Outside of a joyous hug shared between junior linebacker Kenneth Murray and Clarke Stroud, director of football operations, hardly any Sooners did more than high-five the remaining Oklahoma fans as they went to the locker room.
Perhaps no player embodied the mindset and performance of Oklahoma’s resurgent defense more than senior cornerback Parnell Motley, who bookended the Sooners’ performance with a forced and recovered fumble on the Cowboys' second drive and intercepted a pass on their final drive.
“It was a great win, but we have a lot of things ahead of us if we want to accomplish the things we want,” said Motley, who has forced four turnovers this year. “It was great for this team to stay locked in and kept in focus because there’s a lot of opportunities out there, and we’re reaching for something much bigger.”
Motley and the Sooners’ defensive performance in 2017’s Bedlam showed no resemblance to Saturday’s game. In that game, which ended in a 62-52 Oklahoma win, the Sooners gave up 448 yards and five touchdowns in the air, and Motley ended up being benched due to his poor performance.
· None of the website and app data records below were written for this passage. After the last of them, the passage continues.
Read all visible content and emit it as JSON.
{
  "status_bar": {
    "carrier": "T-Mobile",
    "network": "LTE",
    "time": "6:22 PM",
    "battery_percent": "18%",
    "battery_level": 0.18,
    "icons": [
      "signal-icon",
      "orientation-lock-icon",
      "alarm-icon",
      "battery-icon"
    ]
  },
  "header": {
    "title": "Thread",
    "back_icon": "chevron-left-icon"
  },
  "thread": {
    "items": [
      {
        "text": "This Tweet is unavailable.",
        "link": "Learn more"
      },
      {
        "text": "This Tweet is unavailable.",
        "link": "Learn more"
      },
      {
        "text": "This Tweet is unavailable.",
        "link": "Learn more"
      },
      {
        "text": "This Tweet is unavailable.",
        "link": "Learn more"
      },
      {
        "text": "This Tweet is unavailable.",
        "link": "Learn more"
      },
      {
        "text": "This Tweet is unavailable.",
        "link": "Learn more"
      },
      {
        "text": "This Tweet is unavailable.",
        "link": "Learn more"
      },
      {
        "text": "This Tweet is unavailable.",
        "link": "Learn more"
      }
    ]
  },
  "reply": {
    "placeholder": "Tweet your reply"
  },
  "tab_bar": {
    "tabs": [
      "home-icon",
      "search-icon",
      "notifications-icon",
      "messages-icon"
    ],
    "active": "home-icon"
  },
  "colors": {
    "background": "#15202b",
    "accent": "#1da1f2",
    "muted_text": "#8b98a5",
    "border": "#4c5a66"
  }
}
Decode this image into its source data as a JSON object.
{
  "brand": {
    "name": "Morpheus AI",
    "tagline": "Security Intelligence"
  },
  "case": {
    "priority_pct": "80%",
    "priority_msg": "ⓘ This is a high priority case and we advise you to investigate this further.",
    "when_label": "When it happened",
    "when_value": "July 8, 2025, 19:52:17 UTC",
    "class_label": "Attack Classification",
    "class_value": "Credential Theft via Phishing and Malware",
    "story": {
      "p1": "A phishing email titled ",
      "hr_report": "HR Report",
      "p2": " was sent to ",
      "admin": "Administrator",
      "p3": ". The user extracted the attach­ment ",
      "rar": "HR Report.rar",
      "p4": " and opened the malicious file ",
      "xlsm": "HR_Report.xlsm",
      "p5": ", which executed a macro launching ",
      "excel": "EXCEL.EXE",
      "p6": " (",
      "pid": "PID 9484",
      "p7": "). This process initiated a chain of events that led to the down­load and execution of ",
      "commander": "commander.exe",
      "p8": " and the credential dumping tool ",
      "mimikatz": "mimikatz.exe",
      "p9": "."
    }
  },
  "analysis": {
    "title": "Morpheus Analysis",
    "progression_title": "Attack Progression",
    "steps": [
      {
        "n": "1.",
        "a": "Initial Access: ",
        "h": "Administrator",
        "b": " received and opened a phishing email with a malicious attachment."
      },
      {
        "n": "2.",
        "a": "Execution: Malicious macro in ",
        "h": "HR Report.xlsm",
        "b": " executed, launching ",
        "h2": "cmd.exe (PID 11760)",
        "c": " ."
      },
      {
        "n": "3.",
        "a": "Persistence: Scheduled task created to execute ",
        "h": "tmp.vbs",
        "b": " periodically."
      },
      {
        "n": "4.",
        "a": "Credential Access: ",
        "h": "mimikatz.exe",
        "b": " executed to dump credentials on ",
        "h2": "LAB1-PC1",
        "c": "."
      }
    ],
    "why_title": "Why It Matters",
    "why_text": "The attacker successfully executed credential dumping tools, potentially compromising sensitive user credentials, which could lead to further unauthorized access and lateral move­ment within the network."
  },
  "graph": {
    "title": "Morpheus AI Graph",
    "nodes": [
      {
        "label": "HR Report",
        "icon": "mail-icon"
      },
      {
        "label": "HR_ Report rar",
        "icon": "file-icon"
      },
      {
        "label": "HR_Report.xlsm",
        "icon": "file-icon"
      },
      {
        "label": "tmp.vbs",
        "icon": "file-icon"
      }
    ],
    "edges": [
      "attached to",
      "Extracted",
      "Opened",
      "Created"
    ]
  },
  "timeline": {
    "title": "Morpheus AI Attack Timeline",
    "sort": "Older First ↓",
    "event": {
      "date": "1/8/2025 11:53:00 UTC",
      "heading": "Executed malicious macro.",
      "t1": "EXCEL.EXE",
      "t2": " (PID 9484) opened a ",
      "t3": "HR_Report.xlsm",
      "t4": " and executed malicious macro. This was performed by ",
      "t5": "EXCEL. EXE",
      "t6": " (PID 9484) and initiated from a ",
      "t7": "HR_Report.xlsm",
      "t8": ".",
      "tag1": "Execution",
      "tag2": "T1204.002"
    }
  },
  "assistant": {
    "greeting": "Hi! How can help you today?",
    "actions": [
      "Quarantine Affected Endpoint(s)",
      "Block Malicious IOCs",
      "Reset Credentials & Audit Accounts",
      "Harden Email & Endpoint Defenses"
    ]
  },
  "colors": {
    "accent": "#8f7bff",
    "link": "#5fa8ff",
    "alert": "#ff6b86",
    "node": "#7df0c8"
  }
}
Two years later, Motley and the defense have carried the Sooners in recent weeks — from a shutout in the second half of Oklahoma’s 34-31 win over Baylor, to dragging a struggling offense in a 28-24 win against TCU and allowing only one touchdown against Oklahoma State.
“(Motley) was awesome,” Oklahoma coach Lincoln Riley said. “He tackled well, he covered well, they went at him with a lot of double moves, and he was in great position. I thought he really trusted his technique really throughout the entire game. He made big a lot of big plays, they gave him a lot of opportunities, and he certainly responded.
“You could tell he wanted the ball thrown his way tonight.”
The biggest challenge presented to first-year defensive coordinator Alex Grinch this week was Cowboy running back Chuba Hubbard, who entered the game with 1,832 rushing yards and 20 touchdowns, which ranked first and second in the nation, respectively.
Hubbard finished Saturday with 24 carries for 104 yards and a touchdown, an impressive stat line for most running backs. But for the Heisman dark horse, it was a far cry from his 166.5 yard and 1.8 touchdown per game average.
“In our defense, we don’t really game plan for one person,” sophomore defensive end Ronnie Perkins said. “We’re always going to run what we run in our defense. It was definitely good to keep him under control. He had a few plays where he got loose on us, but we mostly had good control and that helped us a lot. If they got him going, their whole team would have gotten going.
But the game didn’t start with a dominant performance. On the Cowboys’ first drive, they marched 76 yards on eight plays, with the drive resulting in a 3-yard Hubbard touchdown run.
For the rest of the game, Oklahoma State would fail to get the ball back in the end zone, turn the ball over twice, suffer a turnover on downs and settle for three field goals.
“We have the ultimate respect for him and that offense,” Grinch said. “I thought we weathered it early, and (that) was critical. Give them credit for outexecuting us early. Finding a way to make them count in threes was a critical element because we didn’t have our feet underneath us ... we played better ball as the game went on.”
The resilience that the Sooners displayed has been the main difference between this year’s team and recent woeful Oklahoma defenses. In the past, when an opponent had early success, the Sooners floundered and failed to recover.
But when the Cowboys kept pounding after the first touchdown, the Sooners held up and persevered.
On three different drives — two in the second quarter and one in the third — the Cowboys made it deep inside Sooner territory but had to settle for 3 points each time. Those moments won Oklahoma the game, and the Sooners will need to continue to excel in those moments if they want to reach their lofty goals.
“What this game comes down to is, you can’t kick field goals and beat a good football team,” Oklahoma State coach Mike Gundy said. “We got down inside the 15-yard line several times and kicked field goals.
“We put ourselves in a jam and could never get over the hump.”
Correction: This story was updated at 12:52 p.m. Dec. 1 to reflect Oklahoma's current standing in the College Football Playoff rankings.